» TASK OBJECTIVE
The entries below must be retyped in full. Keep every word the same.

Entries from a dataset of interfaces
※ ※ ※
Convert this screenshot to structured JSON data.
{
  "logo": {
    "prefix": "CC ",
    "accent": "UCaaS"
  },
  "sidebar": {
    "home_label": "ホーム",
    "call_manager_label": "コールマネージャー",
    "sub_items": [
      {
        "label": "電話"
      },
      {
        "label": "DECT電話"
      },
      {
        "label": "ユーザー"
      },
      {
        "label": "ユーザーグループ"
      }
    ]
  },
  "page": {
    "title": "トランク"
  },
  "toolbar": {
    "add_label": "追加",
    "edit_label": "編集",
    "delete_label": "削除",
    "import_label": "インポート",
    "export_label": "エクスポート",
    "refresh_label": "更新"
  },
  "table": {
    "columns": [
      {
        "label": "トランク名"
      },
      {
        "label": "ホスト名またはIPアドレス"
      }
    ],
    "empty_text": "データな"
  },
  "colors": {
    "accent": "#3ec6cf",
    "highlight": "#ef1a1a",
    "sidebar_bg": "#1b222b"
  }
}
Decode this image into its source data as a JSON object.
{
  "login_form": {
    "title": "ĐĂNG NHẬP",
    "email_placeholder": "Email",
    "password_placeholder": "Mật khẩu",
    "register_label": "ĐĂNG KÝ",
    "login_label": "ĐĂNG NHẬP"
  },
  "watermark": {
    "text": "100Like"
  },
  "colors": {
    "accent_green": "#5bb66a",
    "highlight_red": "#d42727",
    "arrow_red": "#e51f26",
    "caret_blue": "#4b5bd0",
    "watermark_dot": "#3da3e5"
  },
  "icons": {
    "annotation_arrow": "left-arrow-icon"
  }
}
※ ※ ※
» RESPONSE TO THE TASK
Convert this screenshot to structured JSON data.
{
  "logo": {
    "prefix": "CC ",
    "accent": "UCaaS"
  },
  "sidebar": {
    "home_label": "ホーム",
    "call_manager_label": "コールマネージャー",
    "sub_items": [
      {
        "label": "電話"
      },
      {
        "label": "DECT電話"
      },
      {
        "label": "ユーザー"
      },
      {
        "label": "ユーザーグループ"
      }
    ]
  },
  "page": {
    "title": "トランク"
  },
  "toolbar": {
    "add_label": "追加",
    "edit_label": "編集",
    "delete_label": "削除",
    "import_label": "インポート",
    "export_label": "エクスポート",
    "refresh_label": "更新"
  },
  "table": {
    "columns": [
      {
        "label": "トランク名"
      },
      {
        "label": "ホスト名またはIPアドレス"
      }
    ],
    "empty_text": "データな"
  },
  "colors": {
    "accent": "#3ec6cf",
    "highlight": "#ef1a1a",
    "sidebar_bg": "#1b222b"
  }
}
Decode this image into its source data as a JSON object.
{
  "login_form": {
    "title": "ĐĂNG NHẬP",
    "email_placeholder": "Email",
    "password_placeholder": "Mật khẩu",
    "register_label": "ĐĂNG KÝ",
    "login_label": "ĐĂNG NHẬP"
  },
  "watermark": {
    "text": "100Like"
  },
  "colors": {
    "accent_green": "#5bb66a",
    "highlight_red": "#d42727",
    "arrow_red": "#e51f26",
    "caret_blue": "#4b5bd0",
    "watermark_dot": "#3da3e5"
  },
  "icons": {
    "annotation_arrow": "left-arrow-icon"
  }
}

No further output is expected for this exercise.